Name: Beverly Lanning
Drupal.org ID: bemarlan
Location: Cincinnati, OH
Job Title: Technical Architect
As it says in Drupal's statement of values, “We believe that the Drupal project benefits from a diverse contribution pool, and we strive to foster a welcoming and inclusive culture everywhere Drupal exists—at events, online, and in our workplaces” However, a large gender disparity still exists in the community, with only 8% of Drupal contributors identifying as non-male according to the latest surveys. In order to keep moving forward and attract more diverse contributors to the Drupal community, we believe in propping up diverse leadership and making sure all members are given a voice. Our ongoing Women of Drupal series shares unique perspectives of women working in the tech and Drupal space whether that’s site building, contributing code, leading projects or planning events.

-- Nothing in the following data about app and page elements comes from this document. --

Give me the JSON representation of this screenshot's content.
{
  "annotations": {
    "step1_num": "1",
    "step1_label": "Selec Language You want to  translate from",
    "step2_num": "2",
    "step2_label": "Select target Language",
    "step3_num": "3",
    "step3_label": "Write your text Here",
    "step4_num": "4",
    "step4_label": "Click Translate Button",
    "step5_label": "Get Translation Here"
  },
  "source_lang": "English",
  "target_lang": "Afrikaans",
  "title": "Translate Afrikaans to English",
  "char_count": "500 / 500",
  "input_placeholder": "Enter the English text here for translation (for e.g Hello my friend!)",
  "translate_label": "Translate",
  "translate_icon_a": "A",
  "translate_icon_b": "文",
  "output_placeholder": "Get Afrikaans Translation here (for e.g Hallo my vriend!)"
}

Previously, we heard from Third & Grove Associate Architect Marie Kiryanova on learning English through computer languages and the reward of sharing your knowledge with others. For our first Women of Drupal spotlight of 2020, I had the pleasure of getting to know Beverly Lanning, a technical architect for Acquia and skilled web and UX developer. She shared insights on the importance of trying out different areas of tech to find your passion, overcoming stigma and gender discrimination in STEM and the power of creating on the right CMS.
Paige: How did you get your start in tech?

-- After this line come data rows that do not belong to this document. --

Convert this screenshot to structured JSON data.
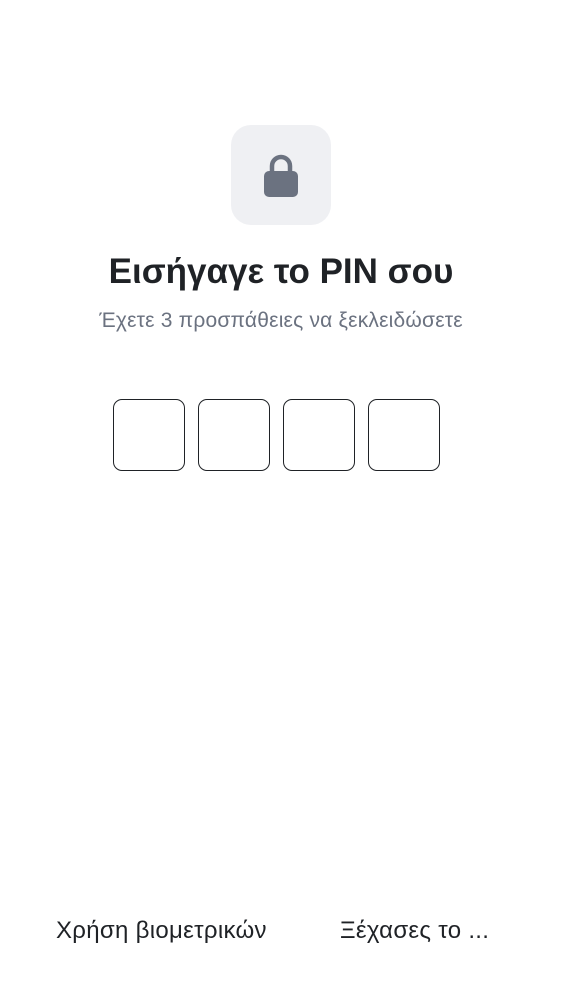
{
  "lock": {
    "icon": "lock-icon"
  },
  "title": "Εισήγαγε το PIN σου",
  "subtitle": "Έχετε 3 προσπάθειες να ξεκλειδώσετε",
  "pin": {
    "length": 4,
    "entered": 0
  },
  "actions": {
    "biometric_label": "Χρήση βιομετρικών",
    "forgot_label": "Ξέχασες το ..."
  },
  "colors": {
    "background": "#ffffff",
    "tile_bg": "#eff0f3",
    "icon": "#6b7280",
    "text_primary": "#1f2226",
    "text_secondary": "#6b7280"
  }
}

Beverly: The moment I knew I wanted to work with technology was when I booted up a smartphone for the very first time (circa 2011). I was captivated by the user experience and the amount of power I held in my hands. I began taking free online coding classes in the evenings and convinced the company I worked for to take me out of software support and put me in a web coordinator role where I hand-coded marketing emails. I learned as much as I could and took off from there.
Paige: How did you first discover Drupal?
Beverly: In one of my first jobs, the company’s website was still a static site, while other microsites were built on multiple different content management systems (CMS). In addition to rebuilding the company website, our team wanted to adopt a CMS that could become our new standard platform. We were sold on Drupal because of the community, documentation and accessibility standards it offered as well as the ease to manage multiple sites at once. Plus we were really fond of the freedom Drupal gave to write custom modules and themes.
Paige: What Drupal function, project or contribution are you working on and/or most proud of?
Beverly: Sticky Toolbar is the first module I contributed to drupal.org. Although the function of the module is basic, I was thrilled to finally have the courage to publish my own code in the form of a contrib module.
Paige: What are some challenges you've faced, technically or career-wise?
Beverly: Working in tech can be overwhelming as there is no clear direction. What’s a front-end developer vs a back-end developer? Can I do Dev-Ops too? If I chose a platform am I “stuck” with it forever? I think the most important thing you can do is get a wide exposure to different technologies and work on the things you find most enjoyable without worrying about your job title. The title will find you eventually.
One of the most disappointing moments of my career as a whole was having a department Vice President tell me he felt I’d be a distraction to his male-dominant team of developers (being a young female). Overall I’ve had an incredible experience with diversity and inclusion, so never let a few moments like that define your career forever.